[Excerpts from a dataset]
--- START ---
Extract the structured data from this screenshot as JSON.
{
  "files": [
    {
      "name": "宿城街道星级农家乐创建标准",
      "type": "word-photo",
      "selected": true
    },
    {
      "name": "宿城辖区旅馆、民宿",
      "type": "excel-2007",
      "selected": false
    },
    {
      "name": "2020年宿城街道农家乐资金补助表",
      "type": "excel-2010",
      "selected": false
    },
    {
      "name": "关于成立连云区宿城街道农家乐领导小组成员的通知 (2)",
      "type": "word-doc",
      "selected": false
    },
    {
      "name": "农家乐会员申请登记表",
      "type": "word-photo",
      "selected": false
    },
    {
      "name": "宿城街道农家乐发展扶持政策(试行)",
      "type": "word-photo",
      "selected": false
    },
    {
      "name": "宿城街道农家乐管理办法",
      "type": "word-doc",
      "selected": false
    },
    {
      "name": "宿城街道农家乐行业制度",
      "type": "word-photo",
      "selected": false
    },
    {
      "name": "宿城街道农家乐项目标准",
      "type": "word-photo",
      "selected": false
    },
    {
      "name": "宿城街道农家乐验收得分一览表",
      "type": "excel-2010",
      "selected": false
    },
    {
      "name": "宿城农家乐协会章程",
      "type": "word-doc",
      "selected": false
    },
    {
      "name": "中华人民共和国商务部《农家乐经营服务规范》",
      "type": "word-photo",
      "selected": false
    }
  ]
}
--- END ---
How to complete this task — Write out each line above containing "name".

Result of this exercise —
      "name": "宿城街道星级农家乐创建标准",
      "name": "宿城辖区旅馆、民宿",
      "name": "2020年宿城街道农家乐资金补助表",
      "name": "关于成立连云区宿城街道农家乐领导小组成员的通知 (2)",
      "name": "农家乐会员申请登记表",
      "name": "宿城街道农家乐发展扶持政策(试行)",
      "name": "宿城街道农家乐管理办法",
      "name": "宿城街道农家乐行业制度",
      "name": "宿城街道农家乐项目标准",
      "name": "宿城街道农家乐验收得分一览表",
      "name": "宿城农家乐协会章程",
      "name": "中华人民共和国商务部《农家乐经营服务规范》",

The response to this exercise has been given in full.